John Gagliardi at Minnesota St. Johns was one of the best college football coaches in history, and he prohibited tackling in practices throughout his career. Given that example, I'm not sold on the idea that not tackling during practice makes your defense any weaker.
Jason Peter would definitely disagree with that, but the game is changing and will continue to change as worry about concussions continue.
I can think of several reasons that might keep Nebraska from being the best offense in the Big Ten. Sixteen of them, to be precise. No conversation about Armstrong, or the Husker offense, can transpire without mention of his 16 interceptions last season.
At this point, he's about all we have, so he damned well better own the position.
Starting guard Dylan Utter is going to work at the position where he started his career along with junior Zach Hannon and redshirt freshman Michael Decker. Riley did say that Utter could move back to guard if that’s how the position battle progressed.
TL;DR - the offensive line will be in flux. We really need David Knevel to show up at tackle, and we really need someone who can do a good job at center. IT WOULD BE GOOD IF TANNER FARMER COULD BE BOTHERED TO SHOW UP THIS SEASON.
Was that loud enough, Mr. Farmer?
Huskers Visit #20 Dirtbag - Huskers.com - Nebraska Athletics Official Web Site
After competing at the Tony Gwynn Classic last weekend in San Diego, the Nebraska baseball team (2-4, 0-0 Big Ten) will be in California for the second straight weekend, this time playing a three-game series against No. 20 Long Beach State (5-3, 0-0 Big West).
Huskers Head to Iowa City for Big Ten Championships - Huskers.com - Nebraska Athletics Official Web Site
The Nebraska wrestling team journeys to Iowa City, Iowa for the Big Ten Championships on Saturday and Sunday.
Huskers Host Wichita State at Bowlin Stadium - Huskers.com - Nebraska Athletics Official Web Site
The 23rd-ranked Nebraska softball team hosts its first home games this weekend, when NU welcomes Wichita State to Bowlin Stadium for a three-game series.
Study: How the Big Ten lost recruiting wars against the Power 5 conferences - CBSSports.com
The Big Ten's struggles with declining populations in the Midwest have been well known and discussed for years. But new statistics show just how bad it got for the Big Ten. Between 2007 and 2014, the Big Ten fared the worst against other Power Five conferences in recruiting battles when one of the two leagues won a player.
"There must be more to what’s going on that we’re not aware of. There’s obviously something else there. But it sounds like something that’s difficult to get at."
He said, she said, more of the same.
The madness before the madness is upon us, which means it's time for a full rundown of what and who to be on the watch for over the course of the next two weeks.
College basketball conference tournaments are coming up quickly.
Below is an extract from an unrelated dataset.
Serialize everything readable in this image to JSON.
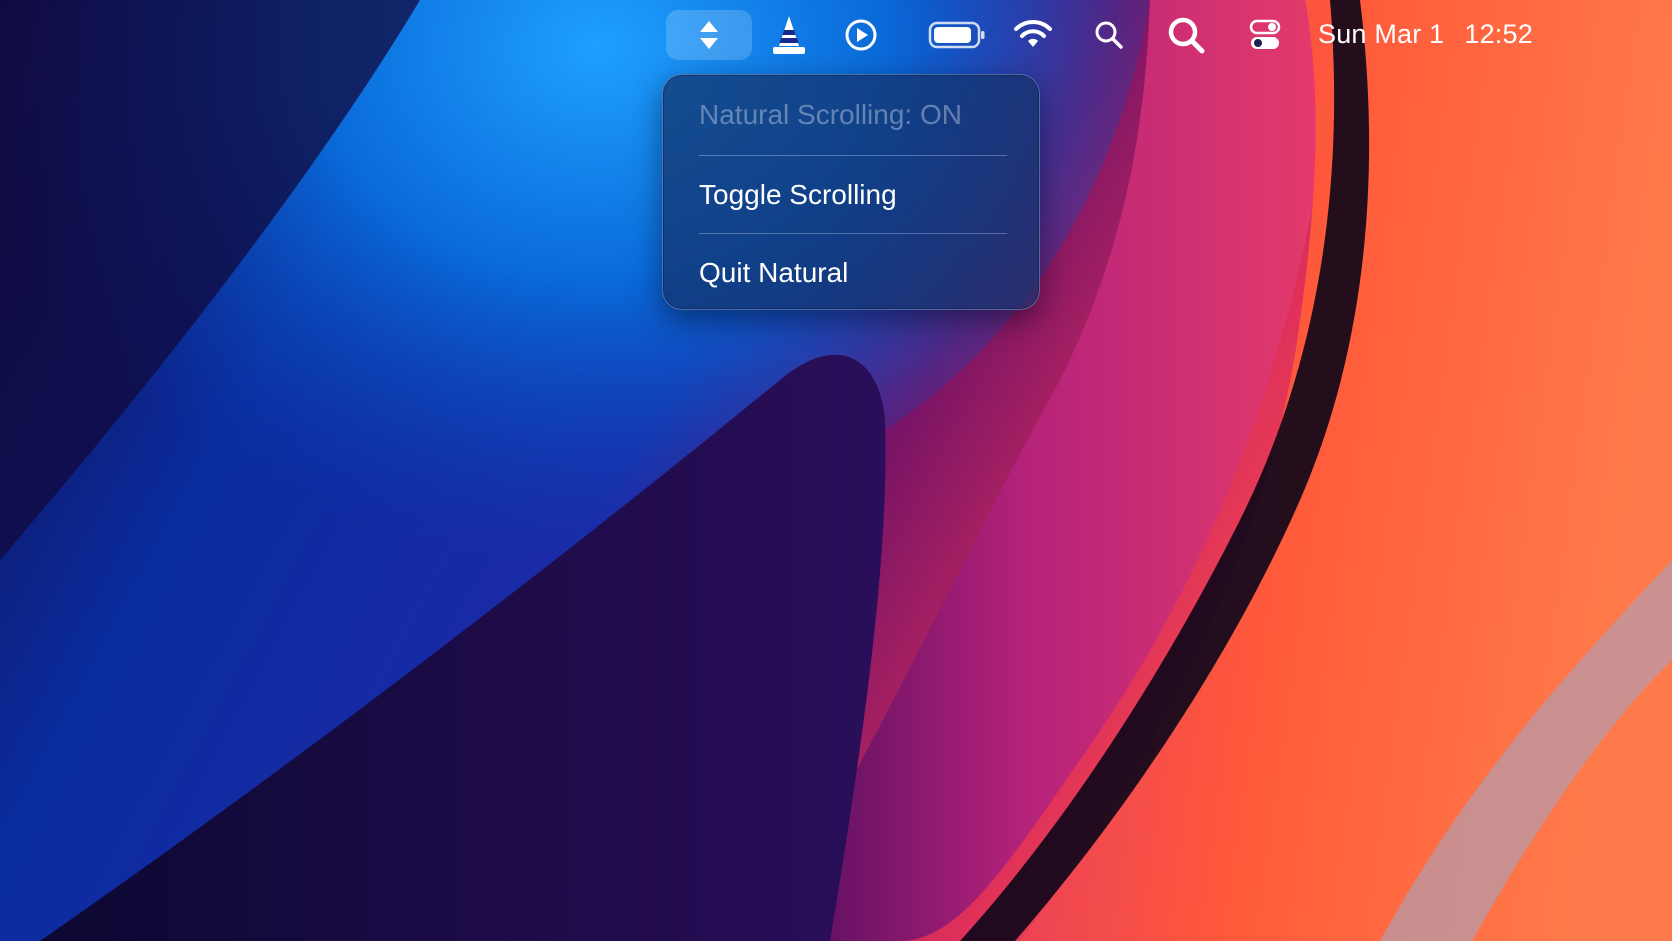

I know we're not all big roundball fans in Nebraska, but this is one of the best sportsy times of the year - screw all that professional sports crap.
Barring a miracle run it looks like another heavily disappointing season for Nebrasketball (women too). I'm not sure what to think of Tim Miles. I don't have any idea why Nebraska cannot recruit one large guy who can play basketball. You'd think that one of them would recognize that they would walk on the floor, start immediately, and if they were worth a shit, probably become one of the most favorite players in Nebraska basketball history.
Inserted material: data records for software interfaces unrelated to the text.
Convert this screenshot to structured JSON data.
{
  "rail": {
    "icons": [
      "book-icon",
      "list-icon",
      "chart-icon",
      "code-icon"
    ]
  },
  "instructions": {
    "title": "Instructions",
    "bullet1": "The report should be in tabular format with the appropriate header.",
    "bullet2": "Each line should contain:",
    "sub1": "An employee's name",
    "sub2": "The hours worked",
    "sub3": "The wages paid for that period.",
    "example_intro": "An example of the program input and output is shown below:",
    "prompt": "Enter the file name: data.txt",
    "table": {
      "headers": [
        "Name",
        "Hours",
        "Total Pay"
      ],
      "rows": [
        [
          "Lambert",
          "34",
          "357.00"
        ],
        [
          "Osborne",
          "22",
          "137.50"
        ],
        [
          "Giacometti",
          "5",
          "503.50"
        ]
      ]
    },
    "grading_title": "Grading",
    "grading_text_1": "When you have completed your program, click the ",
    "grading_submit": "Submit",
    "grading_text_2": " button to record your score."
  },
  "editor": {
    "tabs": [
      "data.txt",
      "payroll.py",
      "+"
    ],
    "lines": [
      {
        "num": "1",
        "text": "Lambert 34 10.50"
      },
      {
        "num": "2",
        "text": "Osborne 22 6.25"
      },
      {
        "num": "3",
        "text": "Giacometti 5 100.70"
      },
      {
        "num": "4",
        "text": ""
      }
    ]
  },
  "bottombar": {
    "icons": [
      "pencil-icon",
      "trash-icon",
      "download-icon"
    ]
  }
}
Maybe that last line doesn't mean much to anyone. Did I answer my own question?
The species we share the Earth with are not only amazing, but very beneficial to humans. Indeed, they hold the key to our very survival. We need pollinating insects to produce fruit and vegetables. We need healthy forests to regulate our climate. So when we save other species, we’re actually saving ourselves.
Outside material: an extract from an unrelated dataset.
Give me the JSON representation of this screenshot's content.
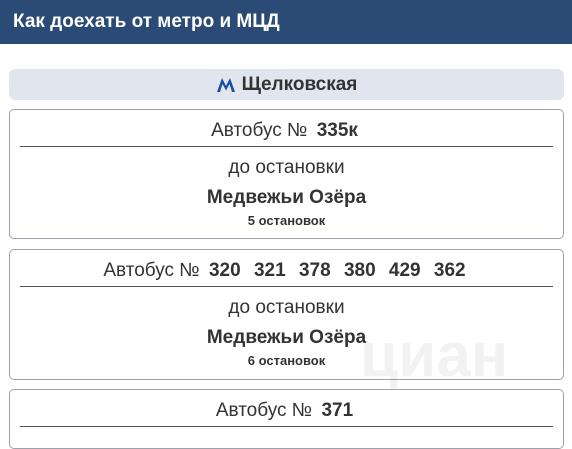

Joel Sartore's Nebraska - Under A Big Red Sky was on the first books I ever reviewed here at Corn Nation. It is a gorgeous book, and Sartore's photography is wonderful.